The boy covered in soot appeared at the Bricoleur’s threshold. He had a large round head and a 
thin body, like a match. Soon he had kites & a wardrobe, toy soldiers & a school. But no name. 
The Bricoleur explained: If I give you a name, they will come for you. Meanwhile, near the wall,
real soldiers studied the boy’s earlier entrance. Surveillance video showed his little body dancing
through the metal slats like a knock. They had his image but no name. When they plastered his
face over town, people were unable to tell whether they were looking at a person or a light bulb. 
If only we knew his name, the townsfolk clamored. They were as restless as gibbons in a zoo.
Undisturbed, the boy grew into a train. He ran cross country & became sinewy & kind. The 
townsfolk knew him as Snapdragon & Sōzu & Graceful Hand. The boys on the track team called
him Saguaro, which was closest to the name he carried inside. Soon the Bricoleur passed on to 
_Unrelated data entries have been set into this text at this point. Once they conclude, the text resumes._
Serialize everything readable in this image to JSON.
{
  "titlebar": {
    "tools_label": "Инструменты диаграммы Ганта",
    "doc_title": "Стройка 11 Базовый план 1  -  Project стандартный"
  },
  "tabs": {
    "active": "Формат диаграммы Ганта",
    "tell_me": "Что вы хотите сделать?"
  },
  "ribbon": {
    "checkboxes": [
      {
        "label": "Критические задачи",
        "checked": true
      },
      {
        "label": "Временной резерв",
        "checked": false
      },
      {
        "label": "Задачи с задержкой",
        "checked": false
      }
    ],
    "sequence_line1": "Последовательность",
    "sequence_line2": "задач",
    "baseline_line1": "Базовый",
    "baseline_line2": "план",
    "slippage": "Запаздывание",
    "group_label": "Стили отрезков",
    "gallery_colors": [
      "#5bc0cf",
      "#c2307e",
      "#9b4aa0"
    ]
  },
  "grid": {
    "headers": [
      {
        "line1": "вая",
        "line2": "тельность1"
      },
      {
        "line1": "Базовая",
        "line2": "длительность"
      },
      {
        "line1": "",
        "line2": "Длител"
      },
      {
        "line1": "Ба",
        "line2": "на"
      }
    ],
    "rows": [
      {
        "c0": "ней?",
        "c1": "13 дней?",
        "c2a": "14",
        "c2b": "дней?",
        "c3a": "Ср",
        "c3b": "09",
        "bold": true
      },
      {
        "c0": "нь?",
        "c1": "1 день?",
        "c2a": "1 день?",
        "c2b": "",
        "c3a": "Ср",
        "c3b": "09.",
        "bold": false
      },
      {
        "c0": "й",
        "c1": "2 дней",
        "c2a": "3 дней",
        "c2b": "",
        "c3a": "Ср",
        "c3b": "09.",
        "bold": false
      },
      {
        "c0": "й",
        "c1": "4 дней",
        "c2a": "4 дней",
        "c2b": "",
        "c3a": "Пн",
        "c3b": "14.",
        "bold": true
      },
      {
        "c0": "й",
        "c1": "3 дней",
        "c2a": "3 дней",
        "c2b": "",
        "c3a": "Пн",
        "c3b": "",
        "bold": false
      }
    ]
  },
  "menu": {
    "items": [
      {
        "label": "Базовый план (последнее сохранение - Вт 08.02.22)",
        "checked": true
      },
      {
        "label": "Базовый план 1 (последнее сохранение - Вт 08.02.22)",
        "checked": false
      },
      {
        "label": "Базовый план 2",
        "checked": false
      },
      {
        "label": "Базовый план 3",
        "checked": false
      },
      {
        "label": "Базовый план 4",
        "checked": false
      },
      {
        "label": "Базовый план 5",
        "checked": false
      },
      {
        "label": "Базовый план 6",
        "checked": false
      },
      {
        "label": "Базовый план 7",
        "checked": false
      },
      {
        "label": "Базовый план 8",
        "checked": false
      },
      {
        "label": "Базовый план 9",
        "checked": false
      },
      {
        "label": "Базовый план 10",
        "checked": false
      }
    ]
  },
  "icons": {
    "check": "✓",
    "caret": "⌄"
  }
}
the next world. The boy spent years in a half-dead state, roaming alleys with his xolo looking for 
alms. This is why, when the doctor appeared, he was able to earn her light. She had come from 
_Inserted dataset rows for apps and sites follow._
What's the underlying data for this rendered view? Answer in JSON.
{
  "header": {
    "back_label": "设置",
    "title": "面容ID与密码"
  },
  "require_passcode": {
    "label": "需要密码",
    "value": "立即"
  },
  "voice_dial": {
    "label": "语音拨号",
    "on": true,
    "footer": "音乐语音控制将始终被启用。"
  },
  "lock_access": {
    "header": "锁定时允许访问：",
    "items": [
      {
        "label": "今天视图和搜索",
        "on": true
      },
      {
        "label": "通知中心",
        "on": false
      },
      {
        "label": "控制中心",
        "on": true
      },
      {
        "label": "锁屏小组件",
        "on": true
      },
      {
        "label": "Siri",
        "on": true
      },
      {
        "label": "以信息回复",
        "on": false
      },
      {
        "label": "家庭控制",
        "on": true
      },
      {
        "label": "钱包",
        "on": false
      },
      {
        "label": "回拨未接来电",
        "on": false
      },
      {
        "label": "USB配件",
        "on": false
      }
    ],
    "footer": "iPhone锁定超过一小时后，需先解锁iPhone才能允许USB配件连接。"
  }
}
the same town & the same source on the other side of the wall. The courtship was quick & they
planned to wed in the giant cathedral at the center of town. The townsfolk, who were now better
known as family, occupied every pew. At the altar, after the ceremony of sand, the priest, in
preparation for the vows, asked their names. Citlali, the girl said. The boy paused & then, 
thinking that time absolves, spoke his name into the hall. The audience, the bride, & the priest
himself set upon the boy.

From Ceremony of Sand (YesYes Books, 2019) by Rodney Gomez. Copyright © 2019 Rodney Gomez. Published with the permission of the author.